> _Activity_:
Your response should consist of the entries below, reproduced exactly and without their images.

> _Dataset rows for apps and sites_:
* * * *
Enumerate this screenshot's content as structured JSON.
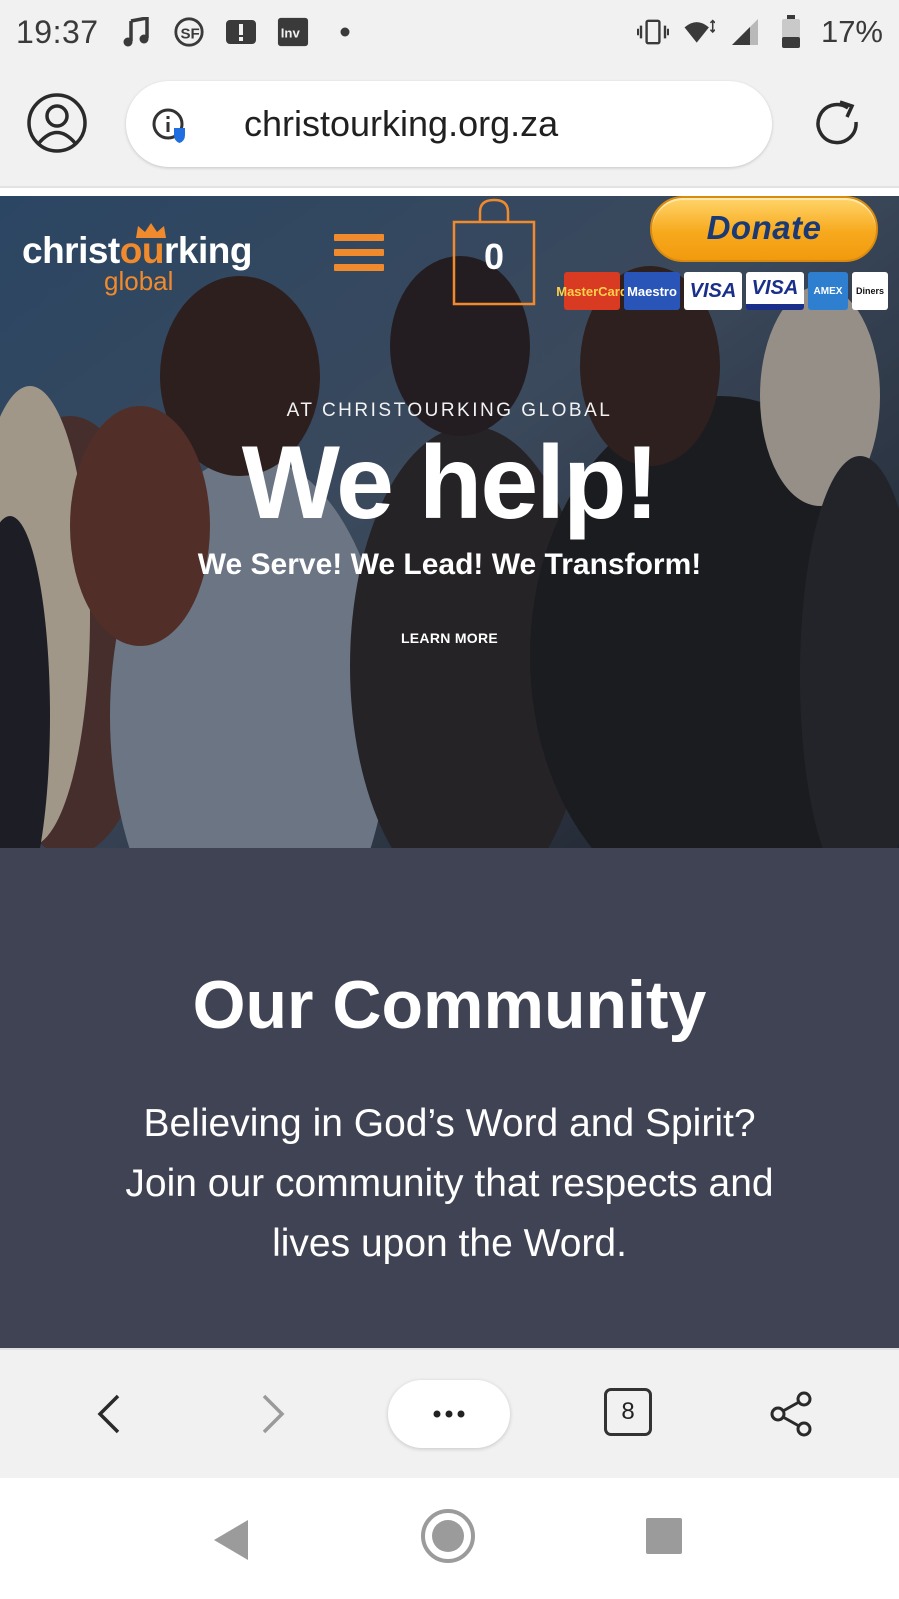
{
  "status_bar": {
    "time": "19:37",
    "battery_percent": "17%",
    "notification_icons": [
      "music-note-icon",
      "sf-icon",
      "alert-icon",
      "inv-icon",
      "dot-icon"
    ],
    "system_icons": [
      "vibrate-icon",
      "wifi-icon",
      "signal-icon",
      "battery-icon"
    ]
  },
  "browser": {
    "url": "christourking.org.za",
    "open_tabs": "8"
  },
  "site": {
    "logo_prefix": "christ",
    "logo_highlight": "ou",
    "logo_suffix": "rking",
    "logo_sub": "global",
    "cart_count": "0",
    "donate_label": "Donate",
    "payment_cards": [
      "MasterCard",
      "Maestro",
      "VISA",
      "VISA",
      "AMEX",
      "Diners"
    ]
  },
  "hero": {
    "kicker": "AT CHRISTOURKING GLOBAL",
    "title": "We help!",
    "subtitle": "We Serve! We Lead! We Transform!",
    "learn_more": "LEARN MORE"
  },
  "community": {
    "title": "Our Community",
    "body": "Believing in God’s Word and Spirit? Join our community that respects and lives upon the Word."
  },
  "colors": {
    "accent_orange": "#f08a2c",
    "community_bg": "#404354",
    "chrome_bg": "#f1f1f1",
    "donate_text": "#1b3a75"
  }
}
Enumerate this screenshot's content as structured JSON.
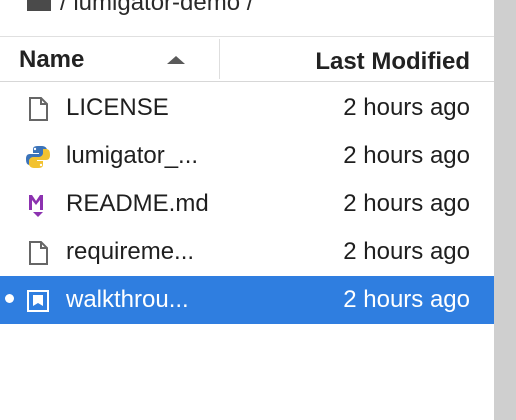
{
  "breadcrumb": {
    "path": "/ lumigator-demo /"
  },
  "header": {
    "name_label": "Name",
    "modified_label": "Last Modified"
  },
  "files": [
    {
      "name": "LICENSE",
      "modified": "2 hours ago",
      "icon": "file-icon"
    },
    {
      "name": "lumigator_...",
      "modified": "2 hours ago",
      "icon": "python-icon"
    },
    {
      "name": "README.md",
      "modified": "2 hours ago",
      "icon": "markdown-icon"
    },
    {
      "name": "requireme...",
      "modified": "2 hours ago",
      "icon": "file-icon"
    },
    {
      "name": "walkthrou...",
      "modified": "2 hours ago",
      "icon": "notebook-icon",
      "selected": true
    }
  ],
  "colors": {
    "selection": "#2f7ee0",
    "text": "#1f1f1f",
    "scrollbar": "#cfcfcf"
  }
}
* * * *
> _Written reply_:
Enumerate this screenshot's content as structured JSON.
{
  "status_bar": {
    "time": "19:37",
    "battery_percent": "17%",
    "notification_icons": [
      "music-note-icon",
      "sf-icon",
      "alert-icon",
      "inv-icon",
      "dot-icon"
    ],
    "system_icons": [
      "vibrate-icon",
      "wifi-icon",
      "signal-icon",
      "battery-icon"
    ]
  },
  "browser": {
    "url": "christourking.org.za",
    "open_tabs": "8"
  },
  "site": {
    "logo_prefix": "christ",
    "logo_highlight": "ou",
    "logo_suffix": "rking",
    "logo_sub": "global",
    "cart_count": "0",
    "donate_label": "Donate",
    "payment_cards": [
      "MasterCard",
      "Maestro",
      "VISA",
      "VISA",
      "AMEX",
      "Diners"
    ]
  },
  "hero": {
    "kicker": "AT CHRISTOURKING GLOBAL",
    "title": "We help!",
    "subtitle": "We Serve! We Lead! We Transform!",
    "learn_more": "LEARN MORE"
  },
  "community": {
    "title": "Our Community",
    "body": "Believing in God’s Word and Spirit? Join our community that respects and lives upon the Word."
  },
  "colors": {
    "accent_orange": "#f08a2c",
    "community_bg": "#404354",
    "chrome_bg": "#f1f1f1",
    "donate_text": "#1b3a75"
  }
}
Enumerate this screenshot's content as structured JSON.
{
  "breadcrumb": {
    "path": "/ lumigator-demo /"
  },
  "header": {
    "name_label": "Name",
    "modified_label": "Last Modified"
  },
  "files": [
    {
      "name": "LICENSE",
      "modified": "2 hours ago",
      "icon": "file-icon"
    },
    {
      "name": "lumigator_...",
      "modified": "2 hours ago",
      "icon": "python-icon"
    },
    {
      "name": "README.md",
      "modified": "2 hours ago",
      "icon": "markdown-icon"
    },
    {
      "name": "requireme...",
      "modified": "2 hours ago",
      "icon": "file-icon"
    },
    {
      "name": "walkthrou...",
      "modified": "2 hours ago",
      "icon": "notebook-icon",
      "selected": true
    }
  ],
  "colors": {
    "selection": "#2f7ee0",
    "text": "#1f1f1f",
    "scrollbar": "#cfcfcf"
  }
}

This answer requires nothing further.